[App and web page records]
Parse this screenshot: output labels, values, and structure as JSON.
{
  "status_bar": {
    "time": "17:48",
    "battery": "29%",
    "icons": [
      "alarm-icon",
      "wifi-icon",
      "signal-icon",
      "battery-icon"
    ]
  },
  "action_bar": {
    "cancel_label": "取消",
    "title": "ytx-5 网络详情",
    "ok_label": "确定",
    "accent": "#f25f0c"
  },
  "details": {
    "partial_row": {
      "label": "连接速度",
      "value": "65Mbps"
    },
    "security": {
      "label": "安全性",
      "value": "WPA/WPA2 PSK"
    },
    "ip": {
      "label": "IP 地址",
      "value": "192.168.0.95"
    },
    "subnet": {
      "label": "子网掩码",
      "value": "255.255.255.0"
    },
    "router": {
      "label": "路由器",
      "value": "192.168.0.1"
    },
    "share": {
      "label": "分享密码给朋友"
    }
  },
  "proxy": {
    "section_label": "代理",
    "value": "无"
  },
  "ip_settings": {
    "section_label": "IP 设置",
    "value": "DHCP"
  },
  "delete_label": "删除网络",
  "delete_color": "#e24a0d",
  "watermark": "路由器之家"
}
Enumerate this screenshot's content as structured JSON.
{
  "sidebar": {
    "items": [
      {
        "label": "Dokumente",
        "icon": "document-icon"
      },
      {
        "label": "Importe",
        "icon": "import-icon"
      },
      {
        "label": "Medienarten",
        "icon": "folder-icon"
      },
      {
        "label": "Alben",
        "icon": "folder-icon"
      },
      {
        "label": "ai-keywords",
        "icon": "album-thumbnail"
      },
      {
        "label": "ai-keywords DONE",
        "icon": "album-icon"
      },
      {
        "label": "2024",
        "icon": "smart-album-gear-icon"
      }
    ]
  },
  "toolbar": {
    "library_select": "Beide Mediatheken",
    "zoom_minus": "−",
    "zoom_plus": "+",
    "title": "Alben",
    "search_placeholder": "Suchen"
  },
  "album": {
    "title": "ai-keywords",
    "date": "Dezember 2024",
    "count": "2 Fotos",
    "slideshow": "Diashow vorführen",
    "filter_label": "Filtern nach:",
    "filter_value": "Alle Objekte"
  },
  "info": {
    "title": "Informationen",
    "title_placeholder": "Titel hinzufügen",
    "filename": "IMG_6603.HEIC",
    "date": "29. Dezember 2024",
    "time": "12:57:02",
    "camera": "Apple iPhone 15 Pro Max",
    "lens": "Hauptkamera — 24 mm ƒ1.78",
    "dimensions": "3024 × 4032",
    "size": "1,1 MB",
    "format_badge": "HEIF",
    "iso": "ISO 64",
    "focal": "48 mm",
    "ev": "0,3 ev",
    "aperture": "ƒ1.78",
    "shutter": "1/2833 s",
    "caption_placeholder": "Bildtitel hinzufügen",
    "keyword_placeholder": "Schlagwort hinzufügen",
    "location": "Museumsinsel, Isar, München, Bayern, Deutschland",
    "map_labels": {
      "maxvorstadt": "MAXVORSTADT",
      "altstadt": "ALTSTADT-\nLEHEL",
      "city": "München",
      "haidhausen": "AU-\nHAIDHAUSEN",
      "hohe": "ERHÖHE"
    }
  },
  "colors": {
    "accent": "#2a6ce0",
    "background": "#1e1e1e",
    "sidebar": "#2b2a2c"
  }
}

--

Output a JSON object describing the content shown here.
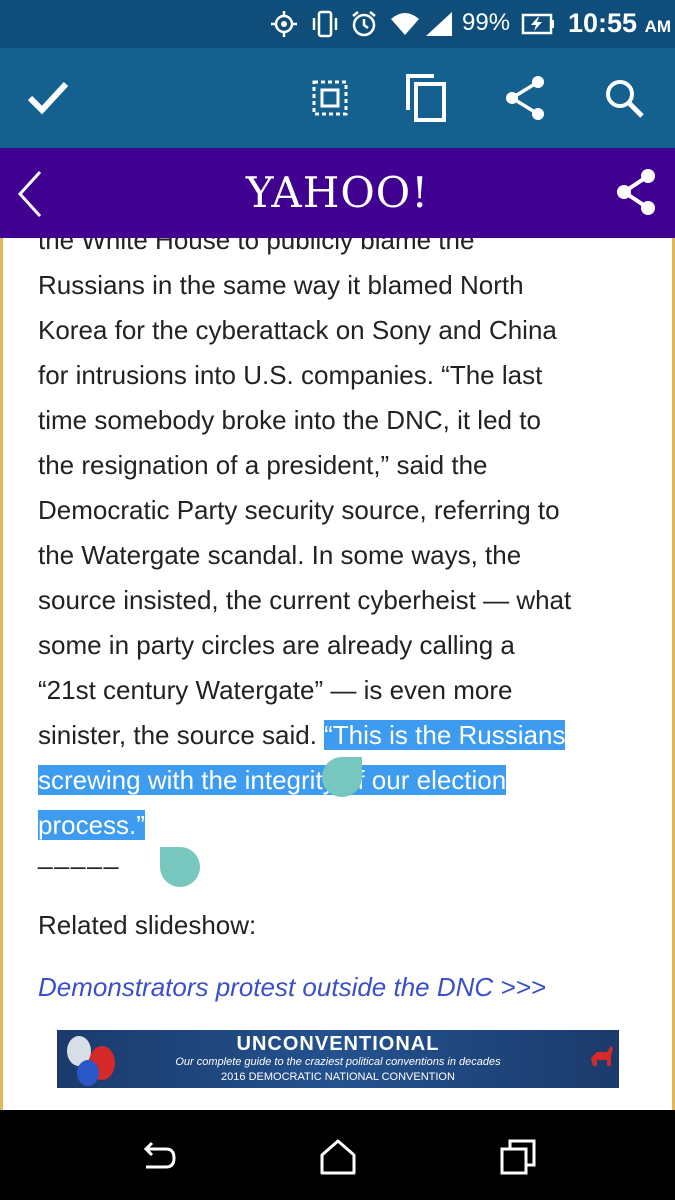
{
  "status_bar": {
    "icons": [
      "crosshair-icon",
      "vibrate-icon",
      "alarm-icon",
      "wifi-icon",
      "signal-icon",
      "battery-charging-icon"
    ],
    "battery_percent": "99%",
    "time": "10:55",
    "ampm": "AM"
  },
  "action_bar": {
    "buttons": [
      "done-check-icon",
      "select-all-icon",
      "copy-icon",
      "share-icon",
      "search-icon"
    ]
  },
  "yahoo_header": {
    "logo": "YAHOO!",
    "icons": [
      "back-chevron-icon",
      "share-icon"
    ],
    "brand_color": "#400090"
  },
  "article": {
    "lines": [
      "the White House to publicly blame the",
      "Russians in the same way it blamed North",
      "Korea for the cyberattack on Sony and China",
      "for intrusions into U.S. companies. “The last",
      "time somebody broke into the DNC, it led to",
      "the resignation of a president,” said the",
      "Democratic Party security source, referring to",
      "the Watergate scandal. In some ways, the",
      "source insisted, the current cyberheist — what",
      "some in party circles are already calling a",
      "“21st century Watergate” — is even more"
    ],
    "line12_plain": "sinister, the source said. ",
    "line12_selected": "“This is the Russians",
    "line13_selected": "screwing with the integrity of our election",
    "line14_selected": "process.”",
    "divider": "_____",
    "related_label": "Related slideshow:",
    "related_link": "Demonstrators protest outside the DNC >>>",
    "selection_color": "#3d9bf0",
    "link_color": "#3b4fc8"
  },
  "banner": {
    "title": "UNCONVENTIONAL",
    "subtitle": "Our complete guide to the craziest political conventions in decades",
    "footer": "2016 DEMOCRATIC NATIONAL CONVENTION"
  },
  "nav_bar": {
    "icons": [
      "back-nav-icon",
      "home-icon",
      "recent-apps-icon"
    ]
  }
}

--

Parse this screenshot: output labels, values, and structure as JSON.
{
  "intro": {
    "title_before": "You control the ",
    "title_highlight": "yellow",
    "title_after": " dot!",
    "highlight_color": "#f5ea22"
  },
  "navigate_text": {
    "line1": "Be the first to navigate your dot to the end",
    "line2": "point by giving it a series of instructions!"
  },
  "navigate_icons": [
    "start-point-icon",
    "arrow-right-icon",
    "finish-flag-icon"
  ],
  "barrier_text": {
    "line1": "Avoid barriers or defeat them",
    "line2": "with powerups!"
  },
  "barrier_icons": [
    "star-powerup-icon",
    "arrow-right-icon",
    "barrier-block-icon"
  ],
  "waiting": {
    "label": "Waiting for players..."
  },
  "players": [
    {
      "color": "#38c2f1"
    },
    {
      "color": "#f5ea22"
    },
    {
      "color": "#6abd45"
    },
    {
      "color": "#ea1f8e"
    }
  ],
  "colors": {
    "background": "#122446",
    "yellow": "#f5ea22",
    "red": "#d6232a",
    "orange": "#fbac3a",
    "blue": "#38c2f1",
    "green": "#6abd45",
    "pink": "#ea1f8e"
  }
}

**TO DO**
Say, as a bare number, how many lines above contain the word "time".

**EXERCISE ANSWER**
4